WHAT THE TASK ASKS: Each line of the data below containing "JSON" needs to be listed.

THE DATA:
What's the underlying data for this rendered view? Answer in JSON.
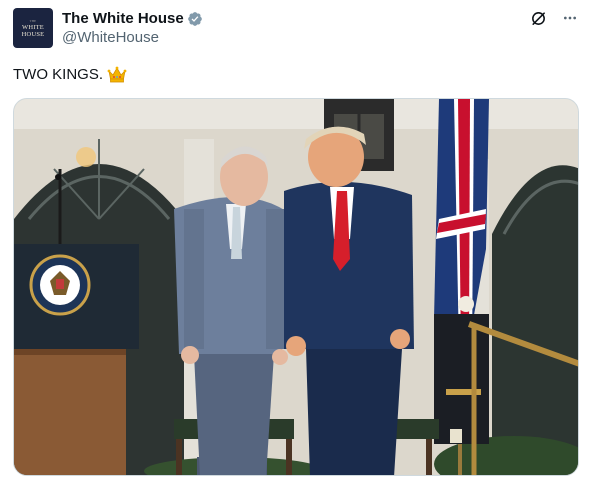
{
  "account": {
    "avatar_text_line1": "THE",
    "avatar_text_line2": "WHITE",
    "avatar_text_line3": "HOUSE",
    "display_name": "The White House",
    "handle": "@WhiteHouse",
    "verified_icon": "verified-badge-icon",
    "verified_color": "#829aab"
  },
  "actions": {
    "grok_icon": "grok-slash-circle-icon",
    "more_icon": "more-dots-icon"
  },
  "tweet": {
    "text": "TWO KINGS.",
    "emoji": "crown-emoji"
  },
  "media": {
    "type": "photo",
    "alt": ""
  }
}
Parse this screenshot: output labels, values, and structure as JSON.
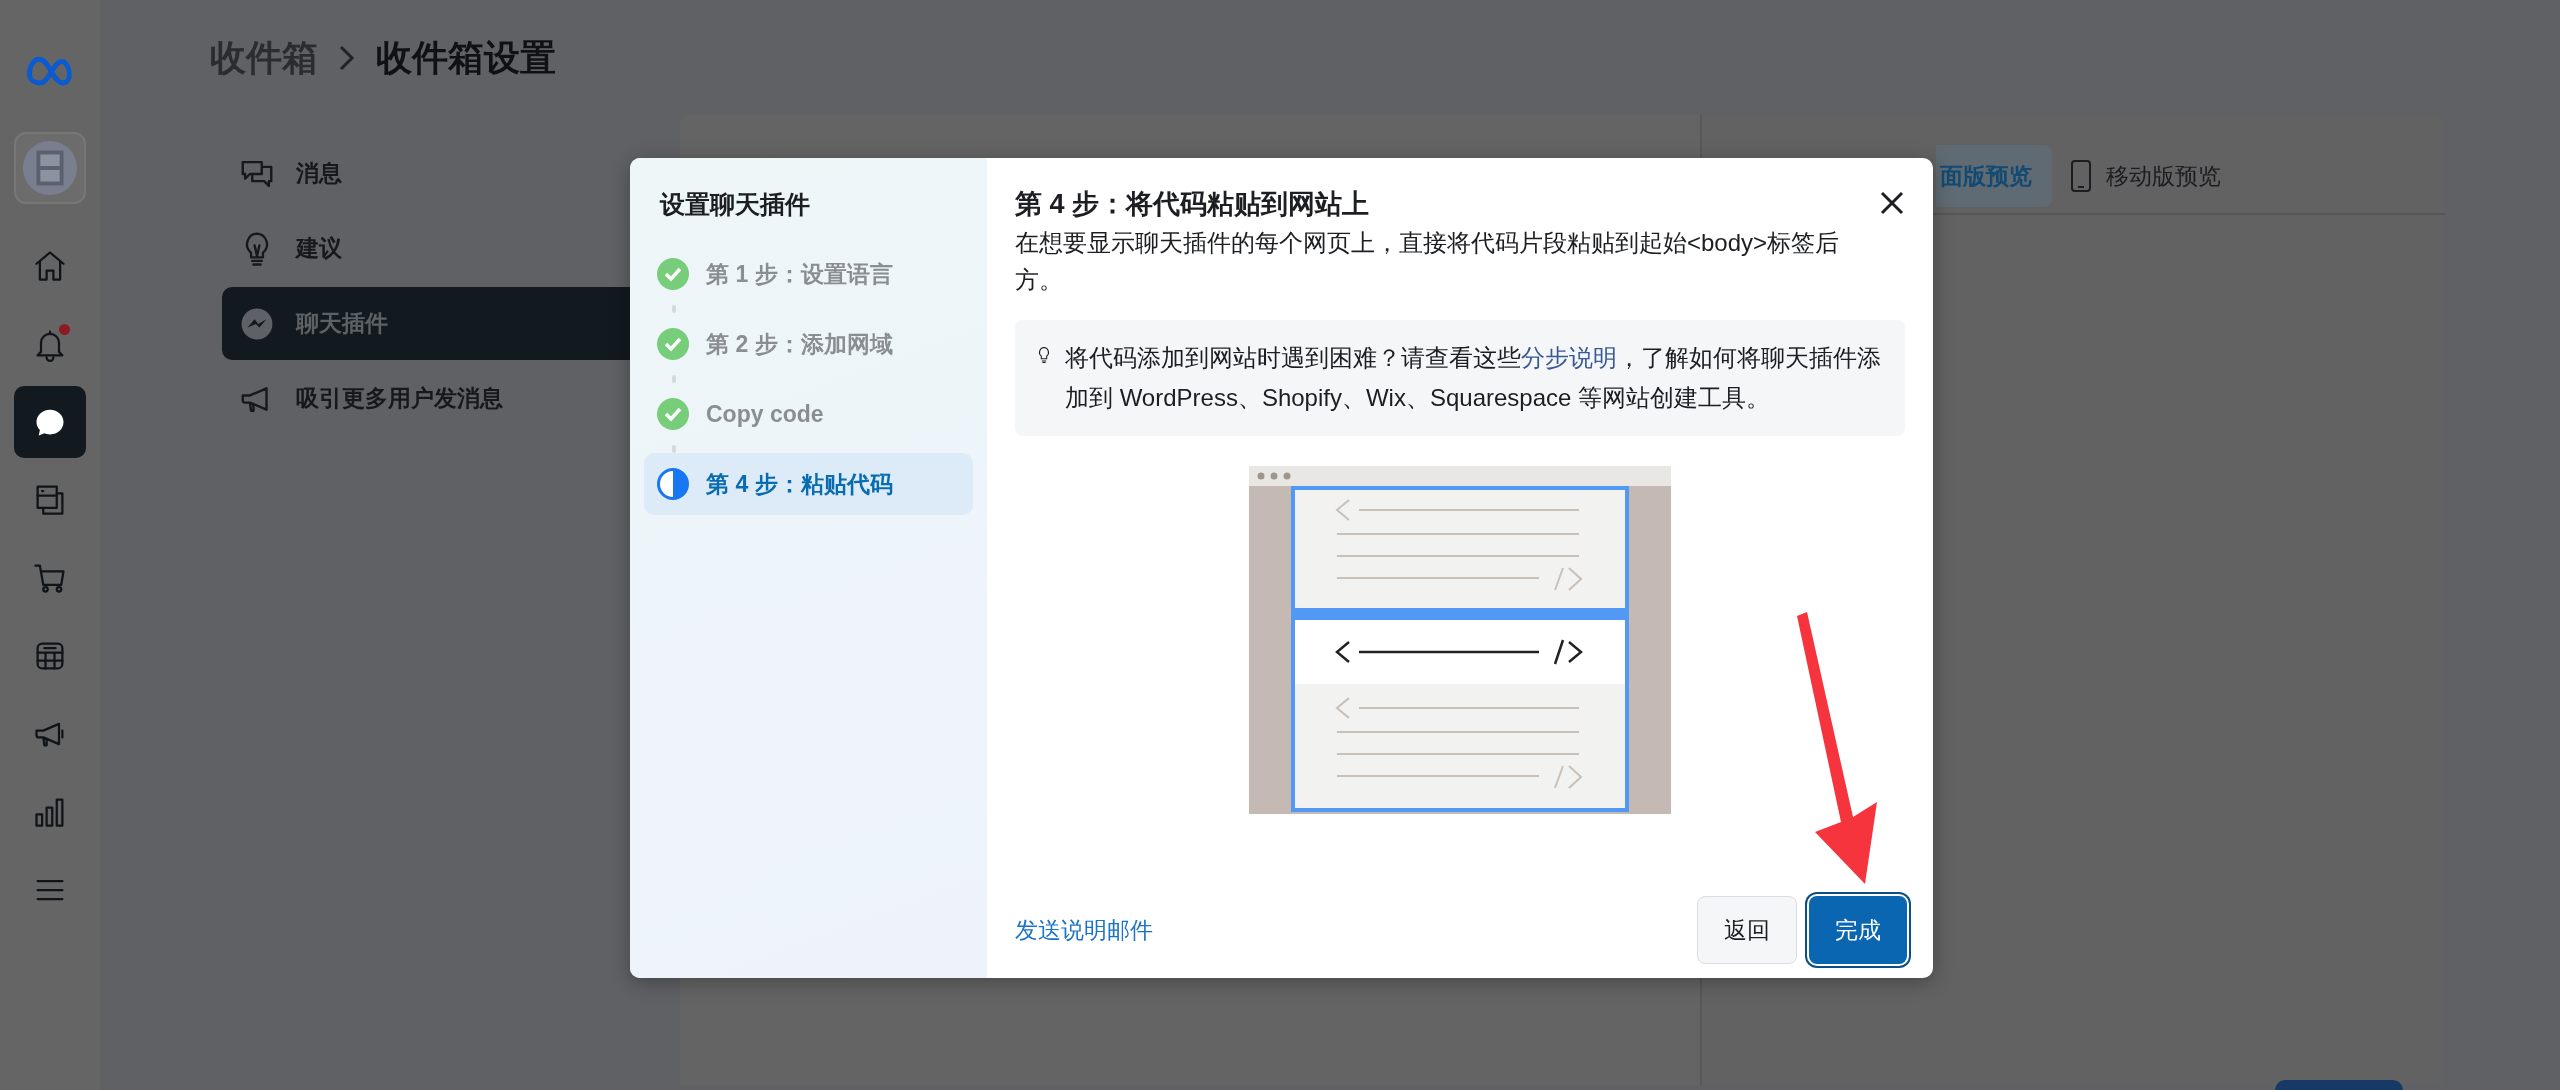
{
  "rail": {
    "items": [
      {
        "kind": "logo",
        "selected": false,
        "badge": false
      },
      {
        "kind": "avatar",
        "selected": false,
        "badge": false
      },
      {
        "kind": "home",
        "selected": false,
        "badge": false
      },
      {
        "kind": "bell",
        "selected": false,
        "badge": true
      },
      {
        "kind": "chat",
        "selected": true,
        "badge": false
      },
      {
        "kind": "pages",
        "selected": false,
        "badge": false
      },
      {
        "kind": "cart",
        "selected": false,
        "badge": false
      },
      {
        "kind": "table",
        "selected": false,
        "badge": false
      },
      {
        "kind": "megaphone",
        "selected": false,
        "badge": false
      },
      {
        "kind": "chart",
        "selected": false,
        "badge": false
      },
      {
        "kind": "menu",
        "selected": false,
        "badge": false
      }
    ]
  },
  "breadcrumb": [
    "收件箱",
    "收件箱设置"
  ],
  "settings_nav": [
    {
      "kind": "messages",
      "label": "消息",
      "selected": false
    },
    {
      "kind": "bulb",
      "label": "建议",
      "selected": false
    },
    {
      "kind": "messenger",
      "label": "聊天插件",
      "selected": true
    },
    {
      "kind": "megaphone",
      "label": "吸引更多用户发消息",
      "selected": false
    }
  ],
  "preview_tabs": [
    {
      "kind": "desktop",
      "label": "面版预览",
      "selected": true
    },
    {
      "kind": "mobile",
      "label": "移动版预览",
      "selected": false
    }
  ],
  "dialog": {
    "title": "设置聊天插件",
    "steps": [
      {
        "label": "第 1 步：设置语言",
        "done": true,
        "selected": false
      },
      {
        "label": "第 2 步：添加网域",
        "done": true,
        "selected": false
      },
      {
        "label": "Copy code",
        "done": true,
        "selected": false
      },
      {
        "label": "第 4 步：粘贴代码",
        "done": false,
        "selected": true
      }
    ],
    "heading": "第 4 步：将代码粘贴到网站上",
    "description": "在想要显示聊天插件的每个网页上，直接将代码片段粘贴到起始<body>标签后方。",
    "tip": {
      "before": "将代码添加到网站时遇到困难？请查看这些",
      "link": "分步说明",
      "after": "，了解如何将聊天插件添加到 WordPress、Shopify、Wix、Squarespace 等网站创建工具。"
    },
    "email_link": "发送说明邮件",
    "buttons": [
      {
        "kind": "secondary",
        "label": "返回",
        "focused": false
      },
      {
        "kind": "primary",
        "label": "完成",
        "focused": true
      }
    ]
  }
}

EXERCISE OUTPUT:
What's the underlying data for this rendered view? Answer in JSON.
Parse this screenshot: output labels, values, and structure as JSON.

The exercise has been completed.